Antivenom Clinical Trial Development Project (E-SRIC)
Founded in 2019 through the Wellcome Trust grant ‘Antivenom clinical trial development’ grant, the eSwatini Snakebite Research and Intervention Centre (E-SRIC), aims to be a centre of excellence for research on snakebite in eSwatini. One of its primary objectives, through the Wellcome grant is assessing whether the number of snakebite victims in eSwatini justifies its selection as a clinical trial site.
The Wellcome Trust programme has five main work packages to address this question and provide additional information pertinent to snakebite envenoming (SBE) in eSwatini.
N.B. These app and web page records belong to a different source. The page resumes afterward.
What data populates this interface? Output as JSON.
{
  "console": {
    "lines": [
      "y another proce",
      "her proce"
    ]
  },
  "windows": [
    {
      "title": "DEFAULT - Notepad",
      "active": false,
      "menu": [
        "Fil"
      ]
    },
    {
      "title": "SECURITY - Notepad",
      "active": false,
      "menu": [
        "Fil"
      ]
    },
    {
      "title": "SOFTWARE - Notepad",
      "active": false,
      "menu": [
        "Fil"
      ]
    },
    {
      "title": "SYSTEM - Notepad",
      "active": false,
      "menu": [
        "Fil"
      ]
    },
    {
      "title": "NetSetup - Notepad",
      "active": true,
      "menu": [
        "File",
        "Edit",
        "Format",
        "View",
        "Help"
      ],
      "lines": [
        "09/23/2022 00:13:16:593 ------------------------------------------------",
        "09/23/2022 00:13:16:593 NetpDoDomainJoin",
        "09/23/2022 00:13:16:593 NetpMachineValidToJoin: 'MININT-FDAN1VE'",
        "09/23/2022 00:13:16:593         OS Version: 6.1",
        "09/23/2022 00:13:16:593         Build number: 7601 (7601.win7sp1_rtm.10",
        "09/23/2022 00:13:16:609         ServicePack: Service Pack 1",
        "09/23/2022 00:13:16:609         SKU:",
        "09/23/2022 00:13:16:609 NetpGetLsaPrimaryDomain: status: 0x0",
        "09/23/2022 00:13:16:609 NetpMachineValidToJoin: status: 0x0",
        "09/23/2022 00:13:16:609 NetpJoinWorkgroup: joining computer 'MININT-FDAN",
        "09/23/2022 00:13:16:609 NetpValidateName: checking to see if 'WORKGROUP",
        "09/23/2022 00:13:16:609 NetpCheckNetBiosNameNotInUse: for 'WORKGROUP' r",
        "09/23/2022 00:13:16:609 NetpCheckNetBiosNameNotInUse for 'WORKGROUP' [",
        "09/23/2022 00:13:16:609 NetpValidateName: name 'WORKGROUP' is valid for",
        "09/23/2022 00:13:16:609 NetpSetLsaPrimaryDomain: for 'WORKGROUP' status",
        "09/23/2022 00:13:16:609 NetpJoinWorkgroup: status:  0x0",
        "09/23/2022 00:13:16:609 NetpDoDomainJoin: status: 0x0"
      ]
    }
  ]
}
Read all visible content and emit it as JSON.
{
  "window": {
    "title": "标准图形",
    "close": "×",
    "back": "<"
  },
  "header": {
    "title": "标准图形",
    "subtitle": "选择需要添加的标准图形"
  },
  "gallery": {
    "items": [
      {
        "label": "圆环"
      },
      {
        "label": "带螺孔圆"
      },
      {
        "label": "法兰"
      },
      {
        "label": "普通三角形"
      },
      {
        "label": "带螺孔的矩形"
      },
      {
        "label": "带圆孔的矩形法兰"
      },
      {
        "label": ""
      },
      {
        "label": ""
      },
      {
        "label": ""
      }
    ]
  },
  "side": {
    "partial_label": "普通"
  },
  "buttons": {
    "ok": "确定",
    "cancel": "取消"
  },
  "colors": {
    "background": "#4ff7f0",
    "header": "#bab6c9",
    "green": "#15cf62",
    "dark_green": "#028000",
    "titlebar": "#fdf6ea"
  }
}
1. Determination of the number and location of eSwatini snakebite victims that could be enrolled into a trial. The number and location of SBE in eSwatini will be determined using:
i) a hospital based snakebite-patient questionnaire to capture all admissions,
ii) a country-wide household based survey and
iii) antivenom stock and usage data from health facilities.
2. Assessment of the clinical, logistic and governance capacity for potential clinical trials. The clinical, logistic and governance capacity of selected health facilities will be assessed to determine their suitability for potential clinical trials
3. Identify the most appropriate antivenoms for a clinical trial based upon preclinical efficacy. Pre-clinical testing will be conducted using the venom of the most common venomous snakes in eSwatini (Naja mossambica, Naja annulifera, Bitis arietans, Hemechatus haemachatus, Dendroaspis polylepis). These venoms will be tested to determine their LD50 and ED50 and tested against antivenom produced from key manufactures.
4. Characterization of the natural history of venom-induced tissue damage and identification of the most appropriate outcome measures in a prospective clinical observation study of envenomed patients. A prospective clinical observation study will be conducted in selected health facilities to characterize the natural history of venom-induced tissue damage and identification of the most appropriate outcome measures.
This project is funded by the Wellcome Trust